Extracted data.
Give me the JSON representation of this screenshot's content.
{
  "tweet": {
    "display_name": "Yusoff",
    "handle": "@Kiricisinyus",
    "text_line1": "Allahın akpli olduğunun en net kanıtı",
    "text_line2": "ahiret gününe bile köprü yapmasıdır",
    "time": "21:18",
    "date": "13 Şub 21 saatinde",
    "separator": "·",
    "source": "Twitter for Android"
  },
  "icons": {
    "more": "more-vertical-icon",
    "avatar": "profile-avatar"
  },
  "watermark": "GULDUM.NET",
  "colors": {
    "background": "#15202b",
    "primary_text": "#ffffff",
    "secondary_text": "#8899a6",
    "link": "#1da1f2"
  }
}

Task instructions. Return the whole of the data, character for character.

Solution to this problem.
Give me the JSON representation of this screenshot's content.
{
  "tweet": {
    "display_name": "Yusoff",
    "handle": "@Kiricisinyus",
    "text_line1": "Allahın akpli olduğunun en net kanıtı",
    "text_line2": "ahiret gününe bile köprü yapmasıdır",
    "time": "21:18",
    "date": "13 Şub 21 saatinde",
    "separator": "·",
    "source": "Twitter for Android"
  },
  "icons": {
    "more": "more-vertical-icon",
    "avatar": "profile-avatar"
  },
  "watermark": "GULDUM.NET",
  "colors": {
    "background": "#15202b",
    "primary_text": "#ffffff",
    "secondary_text": "#8899a6",
    "link": "#1da1f2"
  }
}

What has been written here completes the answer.